"The major point is that we are working together on a lot of these things," she says. "We’re in the process now of gathering information about the state of all the states, the legislation that’s going on in the individual states, as well as the legislation at the federal level."

NAVAN’s conference committee and a group of manufacturers who usually display their wares at nursing and clinical conferences spent the last two years completely redesigning the group’s annual conference, reworking virtually everything.

"There’s going to be a lot more interaction beyond the exhibit hall," Rosenthal says. "We’ll have manufacturers’ roundtables and showcases in manufacturers’ theatres, where new ideas, new and potential products can be presented to groups of clinicians and maybe also groups of patients so the manufacturers can get feedback. This means the new devices on the market will already have the needs of the people using them addressed before the devices are ever released for use."

Rosenthal points out that this benefits the manufacturers because they know that if they include those recommendations people are going to use them. "It’s also useful for patients and clinicians because manufacturers are listening and are going to give them devices that meet their needs, so everybody’s happy," she says. "We want to open the doors to the conference and get the people who’ve been stuck in the exhibit hall in to listen to the lectures and benefit from their interactions with the patients and physicians."

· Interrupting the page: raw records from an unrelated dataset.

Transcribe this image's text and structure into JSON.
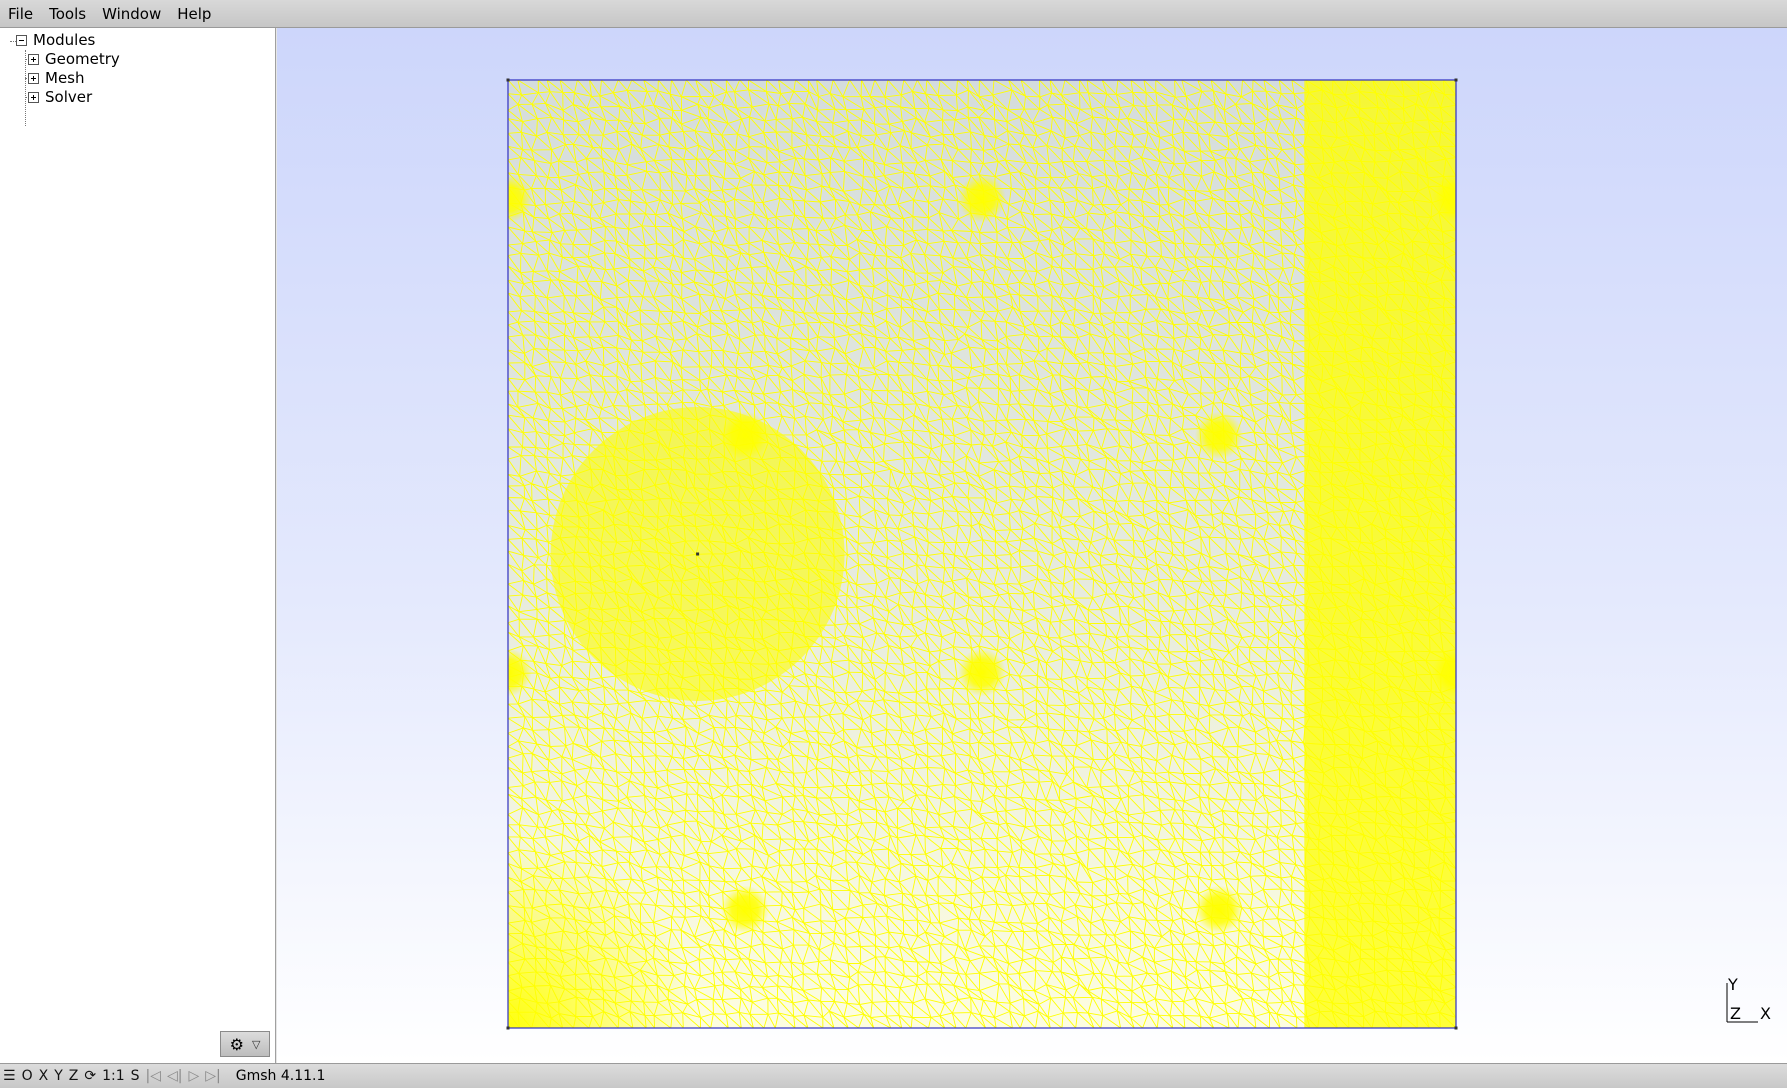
{
  "menu": {
    "file": "File",
    "tools": "Tools",
    "window": "Window",
    "help": "Help"
  },
  "tree": {
    "root": "Modules",
    "children": [
      "Geometry",
      "Mesh",
      "Solver"
    ]
  },
  "statusbar": {
    "menu_icon": "☰",
    "o": "O",
    "x": "X",
    "y": "Y",
    "z": "Z",
    "rotate_icon": "⟳",
    "scale": "1:1",
    "s": "S",
    "first_icon": "|◁",
    "prev_icon": "◁|",
    "play_icon": "▷",
    "last_icon": "▷|",
    "message": "Gmsh 4.11.1"
  },
  "axes": {
    "y": "Y",
    "z": "Z",
    "x": "X"
  },
  "colors": {
    "mesh_line": "#ffff00",
    "boundary": "#3030c0",
    "bg_top": "#cdd6fb",
    "bg_bottom": "#ffffff"
  }
}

"In the past year, we’ve dramatically improved the Journal of Vascular Access Devices [JAVAD], our official publication," Hadaway adds. "We now have a managing editor, Tom Lawson, who is working to bring in new authors and get their research and data published. We have several new departments in the publication, including the chapter connection section and a legal opinion column. We’ve invested heavily into getting a peer review process started. We’ve added a newsletter, Practical Access, that comes with JAVAD."

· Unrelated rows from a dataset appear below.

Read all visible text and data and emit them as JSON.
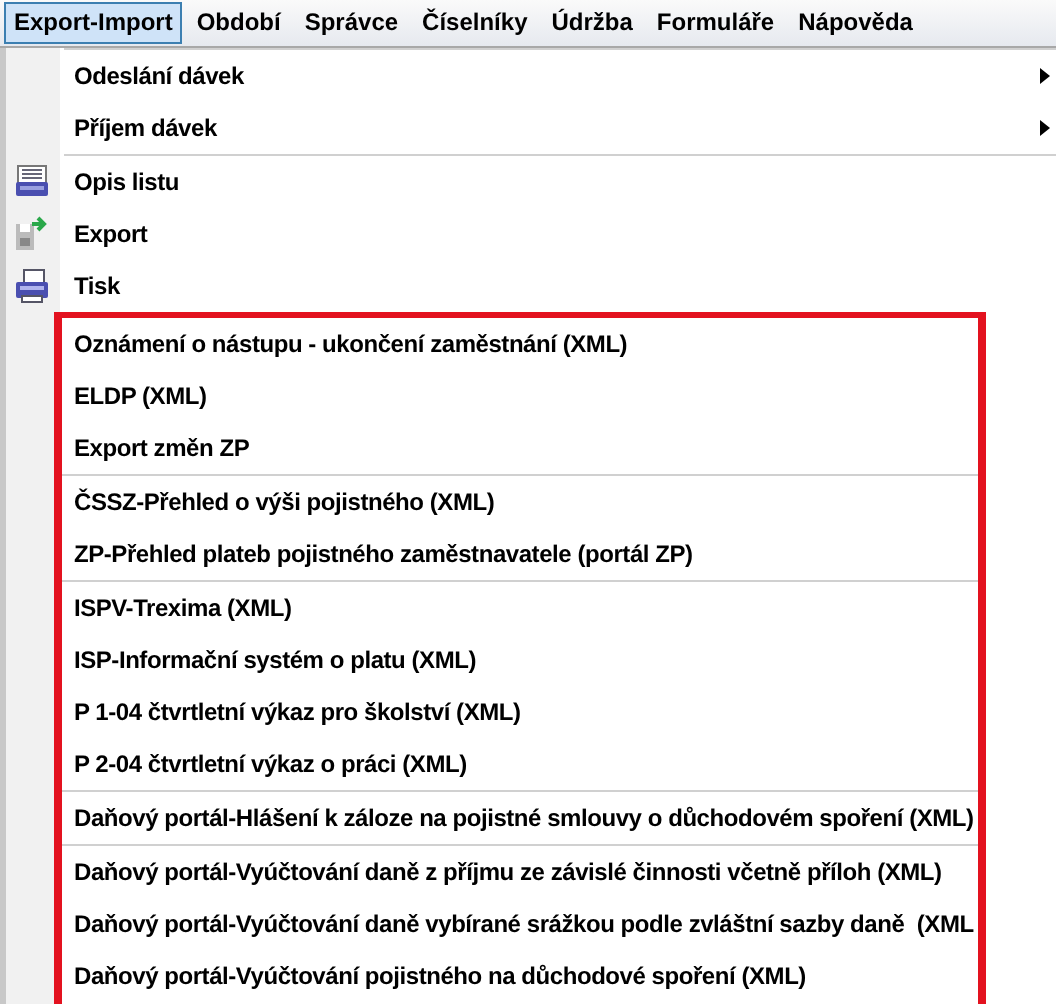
{
  "menubar": [
    {
      "label": "Export-Import",
      "selected": true
    },
    {
      "label": "Období",
      "selected": false
    },
    {
      "label": "Správce",
      "selected": false
    },
    {
      "label": "Číselníky",
      "selected": false
    },
    {
      "label": "Údržba",
      "selected": false
    },
    {
      "label": "Formuláře",
      "selected": false
    },
    {
      "label": "Nápověda",
      "selected": false
    }
  ],
  "menu": {
    "groups": [
      {
        "items": [
          {
            "label": "Odeslání dávek",
            "kind": "submenu"
          },
          {
            "label": "Příjem dávek",
            "kind": "submenu"
          }
        ]
      },
      {
        "items": [
          {
            "label": "Opis listu",
            "kind": "listing"
          },
          {
            "label": "Export",
            "kind": "export"
          },
          {
            "label": "Tisk",
            "kind": "print"
          }
        ]
      }
    ],
    "highlight": {
      "groups": [
        {
          "items": [
            {
              "label": "Oznámení o nástupu - ukončení zaměstnání (XML)"
            },
            {
              "label": "ELDP (XML)"
            },
            {
              "label": "Export změn ZP"
            }
          ]
        },
        {
          "items": [
            {
              "label": "ČSSZ-Přehled o výši pojistného (XML)"
            },
            {
              "label": "ZP-Přehled plateb pojistného zaměstnavatele (portál ZP)"
            }
          ]
        },
        {
          "items": [
            {
              "label": "ISPV-Trexima (XML)"
            },
            {
              "label": "ISP-Informační systém o platu (XML)"
            },
            {
              "label": "P 1-04 čtvrtletní výkaz pro školství (XML)"
            },
            {
              "label": "P 2-04 čtvrtletní výkaz o práci (XML)"
            }
          ]
        },
        {
          "items": [
            {
              "label": "Daňový portál-Hlášení k záloze na pojistné smlouvy o důchodovém spoření (XML)"
            }
          ]
        },
        {
          "items": [
            {
              "label": "Daňový portál-Vyúčtování daně z příjmu ze závislé činnosti včetně příloh (XML)"
            },
            {
              "label": "Daňový portál-Vyúčtování daně vybírané srážkou podle zvláštní sazby daně  (XML"
            },
            {
              "label": "Daňový portál-Vyúčtování pojistného na důchodové spoření (XML)"
            }
          ]
        }
      ]
    }
  }
}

Hadaway describes NAVAN’s current goals, mission and visions as:

- To continue expansion to build and strengthen local networks.

- To promote, communicate, and facilitate the art and science of vascular access.

- To ensure NAVAN’s vision for the future that all vascular education is scientifically sound and learner-driven; that we accomplish communication by a variety of delivery methods in which we use all the different types of learning technology.

- To base vascular access education in scientifically sound and learner-driven criteria.

- To ensure communication is accomplished by delivery methods encompassing all types of learning technologies.

- To promote the consensus among clinicians, manufacturers, regulatory agencies, engineers, specialty organizations, and inventors regarding clinical, design, and development issues related to vascular access.

"Probably the loftiest vision statement is the one about achieving consensus," Hadaway says. "We want to bring everybody together. One of the things that’s different about NAVAN is that we encourage membership from multidisciplines. We have physicians, nurses, pharmacists, and manufacturers’ representatives, engineers, sales, marketing, design people, researchers; everybody is invited to the table."

[Editor’s note: Membership in NAVAN costs $75 per year and includes a subscription to JAVAD. For further information, contact NAVAN, PMB 205, 11417 South 700 East, Draper, UT 84020. Telephone: (888) 57-NAVAN. Web site: www.navannet.org.]

Need More Information?

Kelli Rosenthal, MS, RNC, CRNI, CANP, President, Rosenthal and Associates, 325 Virginia Ave., Oceanside, NY 11572. Telephone: (516) 763-6280.

Lynn Hadaway, MEd, RNC, CRNI, President, Hadaway and Associates, P.O. Box 10, Milner, GA 30257. Telephone: (770) 358-7861. Fax: (770) 358-6793.